Assignment.
Nothing in the data may change. Copy all of it exactly.

Provided records.
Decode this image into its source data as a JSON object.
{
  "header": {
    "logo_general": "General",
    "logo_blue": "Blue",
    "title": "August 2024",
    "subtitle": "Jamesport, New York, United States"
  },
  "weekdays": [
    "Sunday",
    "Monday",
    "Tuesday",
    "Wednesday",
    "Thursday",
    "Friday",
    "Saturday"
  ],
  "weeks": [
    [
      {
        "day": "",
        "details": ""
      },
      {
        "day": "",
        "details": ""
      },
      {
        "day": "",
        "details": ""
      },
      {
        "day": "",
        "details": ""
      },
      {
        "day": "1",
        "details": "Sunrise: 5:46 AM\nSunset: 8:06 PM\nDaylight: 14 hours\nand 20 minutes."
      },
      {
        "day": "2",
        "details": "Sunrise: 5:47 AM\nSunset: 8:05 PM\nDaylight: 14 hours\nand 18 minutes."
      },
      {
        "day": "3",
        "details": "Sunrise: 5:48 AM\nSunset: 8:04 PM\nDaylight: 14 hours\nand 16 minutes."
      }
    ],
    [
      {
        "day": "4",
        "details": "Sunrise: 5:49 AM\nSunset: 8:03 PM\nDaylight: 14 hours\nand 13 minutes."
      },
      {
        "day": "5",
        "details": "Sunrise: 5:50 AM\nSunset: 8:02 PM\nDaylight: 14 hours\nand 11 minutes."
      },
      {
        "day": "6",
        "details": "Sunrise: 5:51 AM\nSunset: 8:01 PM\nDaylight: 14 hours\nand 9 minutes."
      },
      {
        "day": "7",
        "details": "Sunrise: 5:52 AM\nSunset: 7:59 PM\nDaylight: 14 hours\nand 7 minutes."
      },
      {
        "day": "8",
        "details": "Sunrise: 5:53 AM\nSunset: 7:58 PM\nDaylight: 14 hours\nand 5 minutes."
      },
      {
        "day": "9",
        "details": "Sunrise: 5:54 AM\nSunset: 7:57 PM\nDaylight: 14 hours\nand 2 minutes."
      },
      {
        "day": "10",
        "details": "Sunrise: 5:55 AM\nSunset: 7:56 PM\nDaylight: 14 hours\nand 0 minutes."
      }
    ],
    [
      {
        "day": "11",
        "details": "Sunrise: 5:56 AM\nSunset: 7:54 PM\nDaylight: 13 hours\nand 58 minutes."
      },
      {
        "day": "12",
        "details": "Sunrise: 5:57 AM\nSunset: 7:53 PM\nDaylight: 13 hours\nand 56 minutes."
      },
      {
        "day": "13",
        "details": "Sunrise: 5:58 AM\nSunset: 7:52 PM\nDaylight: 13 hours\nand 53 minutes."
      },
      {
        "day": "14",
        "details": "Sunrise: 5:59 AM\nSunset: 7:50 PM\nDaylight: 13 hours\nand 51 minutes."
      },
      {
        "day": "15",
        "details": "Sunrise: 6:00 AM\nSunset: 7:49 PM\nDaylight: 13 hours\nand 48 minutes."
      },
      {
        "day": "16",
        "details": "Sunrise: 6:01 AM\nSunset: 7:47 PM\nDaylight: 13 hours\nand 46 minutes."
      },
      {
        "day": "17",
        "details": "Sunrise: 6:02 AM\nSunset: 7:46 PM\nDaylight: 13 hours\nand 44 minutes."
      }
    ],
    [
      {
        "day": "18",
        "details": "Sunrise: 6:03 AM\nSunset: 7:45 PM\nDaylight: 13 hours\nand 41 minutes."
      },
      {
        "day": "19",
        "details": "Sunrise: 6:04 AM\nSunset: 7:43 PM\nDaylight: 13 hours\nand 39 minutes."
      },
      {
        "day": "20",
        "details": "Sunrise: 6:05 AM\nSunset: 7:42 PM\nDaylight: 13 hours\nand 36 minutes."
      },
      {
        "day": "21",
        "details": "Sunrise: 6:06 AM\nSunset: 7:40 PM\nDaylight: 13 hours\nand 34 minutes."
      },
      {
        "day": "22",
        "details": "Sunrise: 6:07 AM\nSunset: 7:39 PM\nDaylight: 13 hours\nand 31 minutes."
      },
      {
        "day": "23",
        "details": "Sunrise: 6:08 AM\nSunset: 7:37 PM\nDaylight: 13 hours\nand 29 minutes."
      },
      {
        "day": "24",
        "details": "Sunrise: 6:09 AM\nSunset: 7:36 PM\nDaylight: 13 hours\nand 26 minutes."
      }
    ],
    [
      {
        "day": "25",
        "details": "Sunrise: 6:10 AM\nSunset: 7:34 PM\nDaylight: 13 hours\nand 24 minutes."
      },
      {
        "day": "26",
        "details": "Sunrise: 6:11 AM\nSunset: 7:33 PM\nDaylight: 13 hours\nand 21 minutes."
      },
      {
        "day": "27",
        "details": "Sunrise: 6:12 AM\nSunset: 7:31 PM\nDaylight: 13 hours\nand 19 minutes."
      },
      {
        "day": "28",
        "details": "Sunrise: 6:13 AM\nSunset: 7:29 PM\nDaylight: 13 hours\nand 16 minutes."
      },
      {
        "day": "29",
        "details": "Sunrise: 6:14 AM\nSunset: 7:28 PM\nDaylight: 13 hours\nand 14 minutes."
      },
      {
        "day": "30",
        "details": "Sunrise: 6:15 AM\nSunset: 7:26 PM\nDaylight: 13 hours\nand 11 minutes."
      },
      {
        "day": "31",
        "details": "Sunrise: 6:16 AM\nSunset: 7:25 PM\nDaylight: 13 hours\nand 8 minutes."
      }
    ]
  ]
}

Written response.
Decode this image into its source data as a JSON object.
{
  "header": {
    "logo_general": "General",
    "logo_blue": "Blue",
    "title": "August 2024",
    "subtitle": "Jamesport, New York, United States"
  },
  "weekdays": [
    "Sunday",
    "Monday",
    "Tuesday",
    "Wednesday",
    "Thursday",
    "Friday",
    "Saturday"
  ],
  "weeks": [
    [
      {
        "day": "",
        "details": ""
      },
      {
        "day": "",
        "details": ""
      },
      {
        "day": "",
        "details": ""
      },
      {
        "day": "",
        "details": ""
      },
      {
        "day": "1",
        "details": "Sunrise: 5:46 AM\nSunset: 8:06 PM\nDaylight: 14 hours\nand 20 minutes."
      },
      {
        "day": "2",
        "details": "Sunrise: 5:47 AM\nSunset: 8:05 PM\nDaylight: 14 hours\nand 18 minutes."
      },
      {
        "day": "3",
        "details": "Sunrise: 5:48 AM\nSunset: 8:04 PM\nDaylight: 14 hours\nand 16 minutes."
      }
    ],
    [
      {
        "day": "4",
        "details": "Sunrise: 5:49 AM\nSunset: 8:03 PM\nDaylight: 14 hours\nand 13 minutes."
      },
      {
        "day": "5",
        "details": "Sunrise: 5:50 AM\nSunset: 8:02 PM\nDaylight: 14 hours\nand 11 minutes."
      },
      {
        "day": "6",
        "details": "Sunrise: 5:51 AM\nSunset: 8:01 PM\nDaylight: 14 hours\nand 9 minutes."
      },
      {
        "day": "7",
        "details": "Sunrise: 5:52 AM\nSunset: 7:59 PM\nDaylight: 14 hours\nand 7 minutes."
      },
      {
        "day": "8",
        "details": "Sunrise: 5:53 AM\nSunset: 7:58 PM\nDaylight: 14 hours\nand 5 minutes."
      },
      {
        "day": "9",
        "details": "Sunrise: 5:54 AM\nSunset: 7:57 PM\nDaylight: 14 hours\nand 2 minutes."
      },
      {
        "day": "10",
        "details": "Sunrise: 5:55 AM\nSunset: 7:56 PM\nDaylight: 14 hours\nand 0 minutes."
      }
    ],
    [
      {
        "day": "11",
        "details": "Sunrise: 5:56 AM\nSunset: 7:54 PM\nDaylight: 13 hours\nand 58 minutes."
      },
      {
        "day": "12",
        "details": "Sunrise: 5:57 AM\nSunset: 7:53 PM\nDaylight: 13 hours\nand 56 minutes."
      },
      {
        "day": "13",
        "details": "Sunrise: 5:58 AM\nSunset: 7:52 PM\nDaylight: 13 hours\nand 53 minutes."
      },
      {
        "day": "14",
        "details": "Sunrise: 5:59 AM\nSunset: 7:50 PM\nDaylight: 13 hours\nand 51 minutes."
      },
      {
        "day": "15",
        "details": "Sunrise: 6:00 AM\nSunset: 7:49 PM\nDaylight: 13 hours\nand 48 minutes."
      },
      {
        "day": "16",
        "details": "Sunrise: 6:01 AM\nSunset: 7:47 PM\nDaylight: 13 hours\nand 46 minutes."
      },
      {
        "day": "17",
        "details": "Sunrise: 6:02 AM\nSunset: 7:46 PM\nDaylight: 13 hours\nand 44 minutes."
      }
    ],
    [
      {
        "day": "18",
        "details": "Sunrise: 6:03 AM\nSunset: 7:45 PM\nDaylight: 13 hours\nand 41 minutes."
      },
      {
        "day": "19",
        "details": "Sunrise: 6:04 AM\nSunset: 7:43 PM\nDaylight: 13 hours\nand 39 minutes."
      },
      {
        "day": "20",
        "details": "Sunrise: 6:05 AM\nSunset: 7:42 PM\nDaylight: 13 hours\nand 36 minutes."
      },
      {
        "day": "21",
        "details": "Sunrise: 6:06 AM\nSunset: 7:40 PM\nDaylight: 13 hours\nand 34 minutes."
      },
      {
        "day": "22",
        "details": "Sunrise: 6:07 AM\nSunset: 7:39 PM\nDaylight: 13 hours\nand 31 minutes."
      },
      {
        "day": "23",
        "details": "Sunrise: 6:08 AM\nSunset: 7:37 PM\nDaylight: 13 hours\nand 29 minutes."
      },
      {
        "day": "24",
        "details": "Sunrise: 6:09 AM\nSunset: 7:36 PM\nDaylight: 13 hours\nand 26 minutes."
      }
    ],
    [
      {
        "day": "25",
        "details": "Sunrise: 6:10 AM\nSunset: 7:34 PM\nDaylight: 13 hours\nand 24 minutes."
      },
      {
        "day": "26",
        "details": "Sunrise: 6:11 AM\nSunset: 7:33 PM\nDaylight: 13 hours\nand 21 minutes."
      },
      {
        "day": "27",
        "details": "Sunrise: 6:12 AM\nSunset: 7:31 PM\nDaylight: 13 hours\nand 19 minutes."
      },
      {
        "day": "28",
        "details": "Sunrise: 6:13 AM\nSunset: 7:29 PM\nDaylight: 13 hours\nand 16 minutes."
      },
      {
        "day": "29",
        "details": "Sunrise: 6:14 AM\nSunset: 7:28 PM\nDaylight: 13 hours\nand 14 minutes."
      },
      {
        "day": "30",
        "details": "Sunrise: 6:15 AM\nSunset: 7:26 PM\nDaylight: 13 hours\nand 11 minutes."
      },
      {
        "day": "31",
        "details": "Sunrise: 6:16 AM\nSunset: 7:25 PM\nDaylight: 13 hours\nand 8 minutes."
      }
    ]
  ]
}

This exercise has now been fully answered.